4ID hosts community leaders
FORT CARSON, Colo. — Soldiers assigned to 299th Brigade Engineer Battalion, 1st Stryker Brigade Combat Team, 4th Infantry Division, execute an explosive demonstration during the Joint Civilian Orientation Conference visit Oct. 25, 2022, at Fort Carson. Members received instruction from Ivy Soldiers who showed that the division’s ability to outfight the enemy, anywhere and under any conditions, are second to none. (Photo Credit: Scyrrus Corregidor) VIEW ORIGINAL

FORT CARSON, Colo. — American business and community leaders participated in this year’s iteration of the Joint Civilian Orientation Conference (JCOC) with 4th Infantry Division Soldiers Oct. 25, 2022, at Fort Carson.

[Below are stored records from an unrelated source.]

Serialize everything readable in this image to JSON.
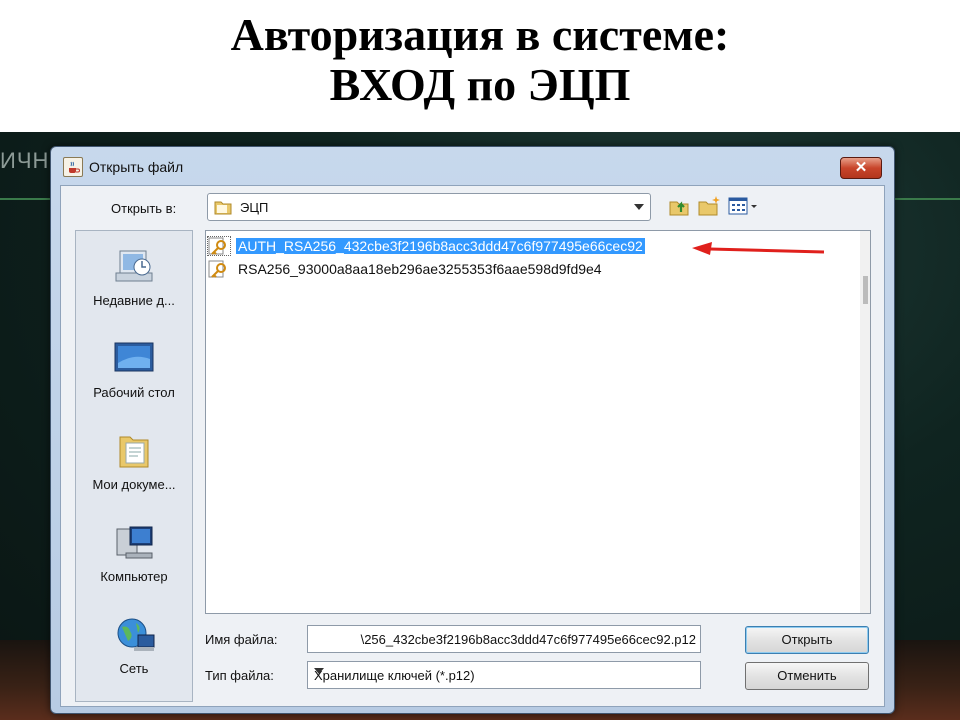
{
  "slide": {
    "title_line1": "Авторизация в системе:",
    "title_line2": "ВХОД по ЭЦП",
    "background_text": "ИЧН"
  },
  "dialog": {
    "title": "Открыть файл",
    "close_label": "✕",
    "look_in": {
      "label": "Открыть в:",
      "value": "ЭЦП"
    },
    "toolbar": {
      "up_icon": "up-folder-icon",
      "new_folder_icon": "new-folder-icon",
      "view_icon": "view-menu-icon"
    },
    "places": [
      {
        "label": "Недавние д...",
        "icon": "recent-documents-icon"
      },
      {
        "label": "Рабочий стол",
        "icon": "desktop-icon"
      },
      {
        "label": "Мои докуме...",
        "icon": "my-documents-icon"
      },
      {
        "label": "Компьютер",
        "icon": "computer-icon"
      },
      {
        "label": "Сеть",
        "icon": "network-icon"
      }
    ],
    "files": [
      {
        "name": "AUTH_RSA256_432cbe3f2196b8acc3ddd47c6f977495e66cec92",
        "selected": true
      },
      {
        "name": "RSA256_93000a8aa18eb296ae3255353f6aae598d9fd9e4",
        "selected": false
      }
    ],
    "filename": {
      "label": "Имя файла:",
      "value": "\\256_432cbe3f2196b8acc3ddd47c6f977495e66cec92.p12"
    },
    "filetype": {
      "label": "Тип файла:",
      "value": "Хранилище ключей (*.p12)"
    },
    "buttons": {
      "open": "Открыть",
      "cancel": "Отменить"
    }
  },
  "colors": {
    "selection": "#3399ff",
    "annotation_arrow": "#e0201c",
    "close_button": "#c8452b"
  }
}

The JCOC is DOD’s oldest and most prestigious public liaison program. Established in 1948, it is the only Secretary of Defense-sponsored outreach program that enables American business and community leaders to have a full immersive experience with their military.

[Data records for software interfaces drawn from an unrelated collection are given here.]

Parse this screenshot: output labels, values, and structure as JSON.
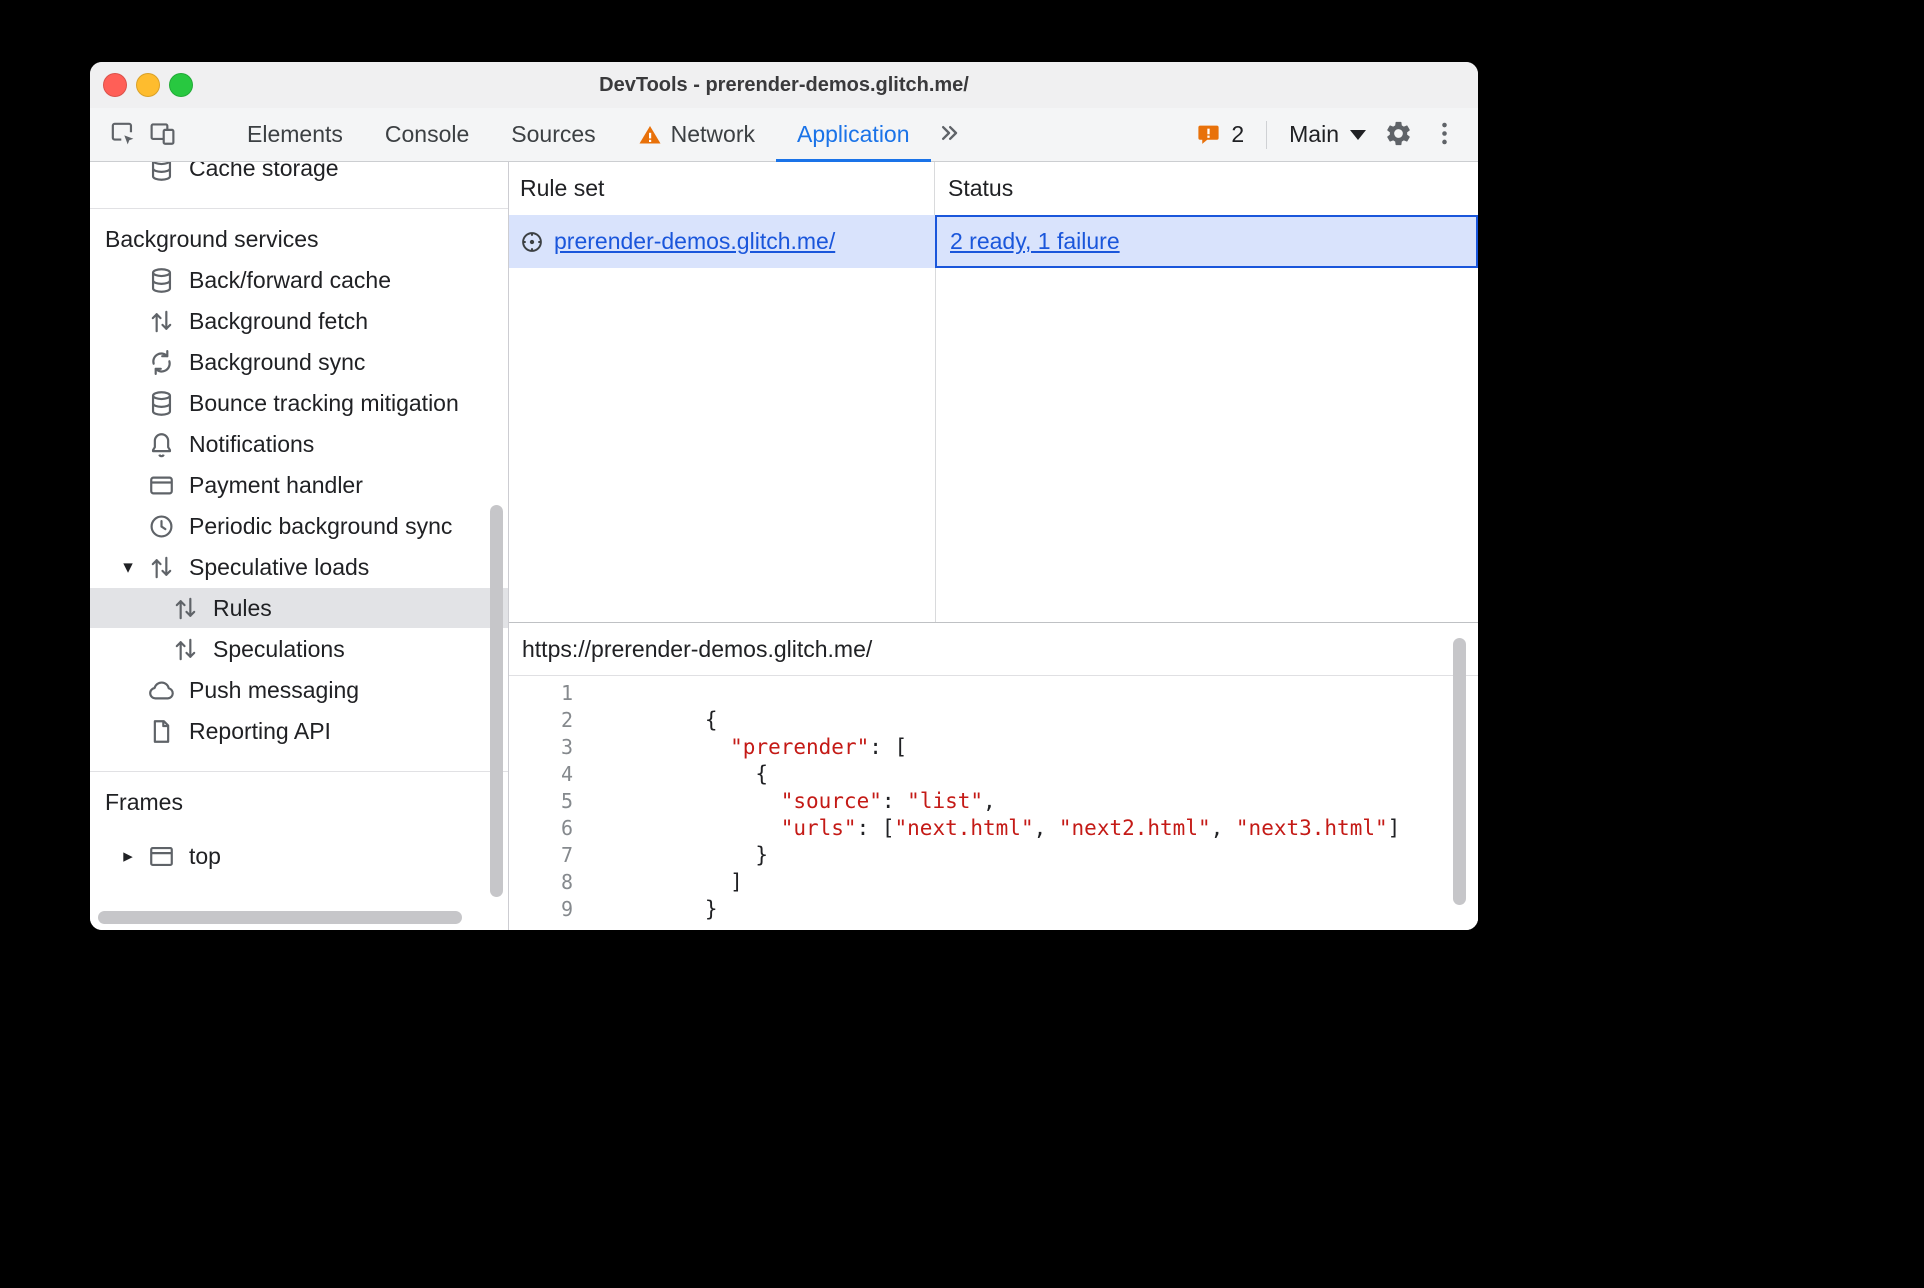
{
  "window": {
    "title": "DevTools - prerender-demos.glitch.me/"
  },
  "toolbar": {
    "tabs": [
      {
        "label": "Elements"
      },
      {
        "label": "Console"
      },
      {
        "label": "Sources"
      },
      {
        "label": "Network",
        "warning": true
      },
      {
        "label": "Application",
        "selected": true
      }
    ],
    "issues": {
      "count": "2"
    },
    "target_selector": {
      "label": "Main"
    }
  },
  "sidebar": {
    "clipped_item": {
      "label": "Cache storage",
      "icon": "database-icon"
    },
    "sections": [
      {
        "title": "Background services",
        "items": [
          {
            "label": "Back/forward cache",
            "icon": "database-icon"
          },
          {
            "label": "Background fetch",
            "icon": "up-down-arrows-icon"
          },
          {
            "label": "Background sync",
            "icon": "sync-arrows-icon"
          },
          {
            "label": "Bounce tracking mitigation",
            "icon": "database-icon"
          },
          {
            "label": "Notifications",
            "icon": "bell-icon"
          },
          {
            "label": "Payment handler",
            "icon": "payment-card-icon"
          },
          {
            "label": "Periodic background sync",
            "icon": "clock-icon"
          },
          {
            "label": "Speculative loads",
            "icon": "up-down-arrows-icon",
            "disclosure": "expanded"
          },
          {
            "label": "Rules",
            "icon": "up-down-arrows-icon",
            "indent": 1,
            "selected": true
          },
          {
            "label": "Speculations",
            "icon": "up-down-arrows-icon",
            "indent": 1
          },
          {
            "label": "Push messaging",
            "icon": "cloud-icon"
          },
          {
            "label": "Reporting API",
            "icon": "file-icon"
          }
        ]
      },
      {
        "title": "Frames",
        "items": [
          {
            "label": "top",
            "icon": "frame-icon",
            "disclosure": "collapsed"
          }
        ]
      }
    ]
  },
  "rule_sets": {
    "columns": [
      "Rule set",
      "Status"
    ],
    "rows": [
      {
        "rule_set": "prerender-demos.glitch.me/",
        "status": "2 ready, 1 failure",
        "icon": "rule-set-icon",
        "selected": true
      }
    ]
  },
  "details": {
    "url": "https://prerender-demos.glitch.me/",
    "code": {
      "lines": [
        {
          "n": "1",
          "tokens": []
        },
        {
          "n": "2",
          "tokens": [
            {
              "t": "      {",
              "c": "pun"
            }
          ]
        },
        {
          "n": "3",
          "tokens": [
            {
              "t": "        ",
              "c": "pun"
            },
            {
              "t": "\"prerender\"",
              "c": "str"
            },
            {
              "t": ": [",
              "c": "pun"
            }
          ]
        },
        {
          "n": "4",
          "tokens": [
            {
              "t": "          {",
              "c": "pun"
            }
          ]
        },
        {
          "n": "5",
          "tokens": [
            {
              "t": "            ",
              "c": "pun"
            },
            {
              "t": "\"source\"",
              "c": "str"
            },
            {
              "t": ": ",
              "c": "pun"
            },
            {
              "t": "\"list\"",
              "c": "str"
            },
            {
              "t": ",",
              "c": "pun"
            }
          ]
        },
        {
          "n": "6",
          "tokens": [
            {
              "t": "            ",
              "c": "pun"
            },
            {
              "t": "\"urls\"",
              "c": "str"
            },
            {
              "t": ": [",
              "c": "pun"
            },
            {
              "t": "\"next.html\"",
              "c": "str"
            },
            {
              "t": ", ",
              "c": "pun"
            },
            {
              "t": "\"next2.html\"",
              "c": "str"
            },
            {
              "t": ", ",
              "c": "pun"
            },
            {
              "t": "\"next3.html\"",
              "c": "str"
            },
            {
              "t": "]",
              "c": "pun"
            }
          ]
        },
        {
          "n": "7",
          "tokens": [
            {
              "t": "          }",
              "c": "pun"
            }
          ]
        },
        {
          "n": "8",
          "tokens": [
            {
              "t": "        ]",
              "c": "pun"
            }
          ]
        },
        {
          "n": "9",
          "tokens": [
            {
              "t": "      }",
              "c": "pun"
            }
          ]
        }
      ]
    }
  },
  "colors": {
    "accent": "#1a73e8",
    "link": "#1a56db",
    "warning": "#e8710a",
    "string": "#c41a16",
    "selected_row": "#d9e3fc",
    "sidebar_selection": "#e2e3e6"
  }
}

“We want participants to take this experience back to their communities to show what the 4th Infantry Division does, and there is no better way to explain it than to have experienced the Ivy Division. Participants on the trip saw firsthand what it means for Army units like the 4th Infantry Division to close the final yards,” said Melanie Fonder Kaye, Deputy Assistant to the Secretary of Defense for Strategic Engagement.

Upon arrival, JCOC members participated in a grueling physical fitness challenge, the Mabry Mile. Mabry Mile is a mile-long obstacle course named in honor of George L. Mabry Jr., a Medal of Honor recipient and former Soldier within the ranks of the Ivy division. The course builds cohesion amongst teams and tests physical fitness and mental agility.

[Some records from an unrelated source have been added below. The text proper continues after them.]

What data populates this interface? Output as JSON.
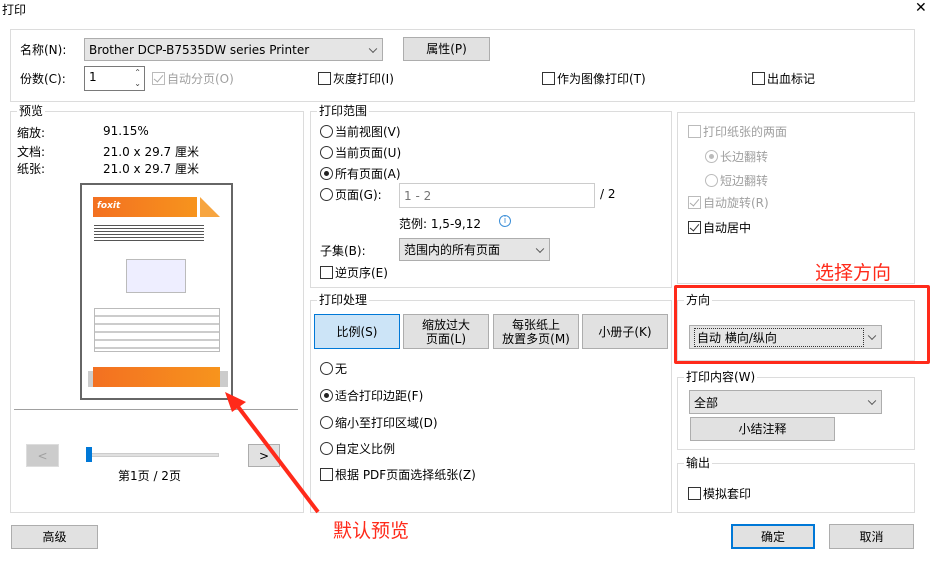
{
  "window": {
    "title": "打印",
    "close": "✕"
  },
  "printer": {
    "name_label": "名称(N):",
    "name_value": "Brother DCP-B7535DW series Printer",
    "properties": "属性(P)",
    "copies_label": "份数(C):",
    "copies_value": "1",
    "collate": "自动分页(O)",
    "grayscale": "灰度打印(I)",
    "as_image": "作为图像打印(T)",
    "bleed": "出血标记"
  },
  "preview": {
    "title": "预览",
    "zoom_label": "缩放:",
    "zoom_value": "91.15%",
    "doc_label": "文档:",
    "doc_value": "21.0 x 29.7 厘米",
    "paper_label": "纸张:",
    "paper_value": "21.0 x 29.7 厘米",
    "thumb_logo": "Foxit",
    "prev": "<",
    "next": ">",
    "page_label": "第1页 / 2页",
    "slider_fraction": 0
  },
  "range": {
    "title": "打印范围",
    "current_view": "当前视图(V)",
    "current_page": "当前页面(U)",
    "all_pages": "所有页面(A)",
    "pages": "页面(G):",
    "pages_placeholder": "1 - 2",
    "total": "/ 2",
    "example": "范例: 1,5-9,12",
    "subset_label": "子集(B):",
    "subset_value": "范围内的所有页面",
    "reverse": "逆页序(E)"
  },
  "handling": {
    "title": "打印处理",
    "tabs": [
      "比例(S)",
      "缩放过大\n页面(L)",
      "每张纸上\n放置多页(M)",
      "小册子(K)"
    ],
    "none": "无",
    "fit_margins": "适合打印边距(F)",
    "shrink": "缩小至打印区域(D)",
    "custom": "自定义比例",
    "by_pdf": "根据 PDF页面选择纸张(Z)"
  },
  "duplex": {
    "both_sides": "打印纸张的两面",
    "long_edge": "长边翻转",
    "short_edge": "短边翻转",
    "auto_rotate": "自动旋转(R)",
    "auto_center": "自动居中"
  },
  "orientation": {
    "title": "方向",
    "value": "自动 横向/纵向"
  },
  "content": {
    "title": "打印内容(W)",
    "value": "全部",
    "summary": "小结注释"
  },
  "output": {
    "title": "输出",
    "simulate": "模拟套印"
  },
  "buttons": {
    "advanced": "高级",
    "ok": "确定",
    "cancel": "取消"
  },
  "annotations": {
    "orientation_note": "选择方向",
    "preview_note": "默认预览",
    "color": "#ff2a1a"
  }
}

“I run 10 miles daily and still found the Mabry Mile to be an exceptional challenge, said Brian Gott, Chief Innovation Officer, The Entertainment Industry Foundation. “I was fatigued and didn’t think I would be able to give a good effort during (the next event) combatives. My trail running doesn’t compare to what I have experienced here. This is next-level stuff. To see the Ivy Soldiers don the gear we put on today and complete the tasks was unbelievable.”

The Mabry Mile was followed with combatives training by the Army’s Lacerda Cup’s first- and second-place championship teams. Both elite teams don the 4ID patch.

“The combatives team taught hand-to-hand combat and showcased fighting skills that are needed for close combat,” said Col. Andrew Steadman, commander, 1st Stryker Brigade Combat Team, 4th Infantry Division.

JCOC participants arrived to the Ivy combatives gym where they were taught basic grappling techniques, such as the modified clinch drill and were embedded into scenario training to test their skills.

The day continued with multiple events to include an aerial tour, live-fire ranges, small arms training, MedEvac hoist operations, and explosives demolition. The last event was Medic and Tactical Combat Casualty Care at the Mission Simulation Training Center (MSTC).

Col. Kareem Paul Montague, Deputy Commanding General for Support, 4th Infantry Division, said the JCOC enables civilians to learn about the 4th Infantry Division’s identity.

“We want to give civilian influencers in the community, a sense of what the Ivy Division and the Army is all about,” Montague said. “Some of the civilians were completely overwhelmed with the expertise of our junior non-commissioned officers. That is Ivy Ready in a perfect demonstration.”

Louise Firestone, General Counsel, Moët Hennessy Louis Vuitton, described the helicopter ride as liberating and feeling free. Firestone also said she was impressed by the flight crew’s attention to detail and methodical safety standards.

Ed Nelson, Whataburger CEO, said medical training in the Army is fast-paced and was worth the experience.

“The Army inspires and creates world-class leadership, Nelson said. “I saw 18-year-old leaders who are making a difference, and I wish I was that person when I was that age.”

The 93rd JCOC unequivocally established a rapport between the military and civilian leadership. JCOC participants got a brief glimpse of what it is like to serve in the U.S. Army and more specifically the 4th Infantry Division.

“We want civilians in academia, sports, industry and entertainment to have a sense of what the Army is all about, that’s our general sense of responsibility, which we have done today,” Montague said. “Today, they had a day in the life of a Soldier experience but at the same time, in doing that, the true spirit of the 4th Infantry Division and the Ivy Soldier presented itself in every way.

“It is an honor (to host JCOC),” Montague continued. “We all have to be in the business of taking advantage of an opportunity to expose people to the military who don’t normally get exposed to it, which is what the JCOC program is all about.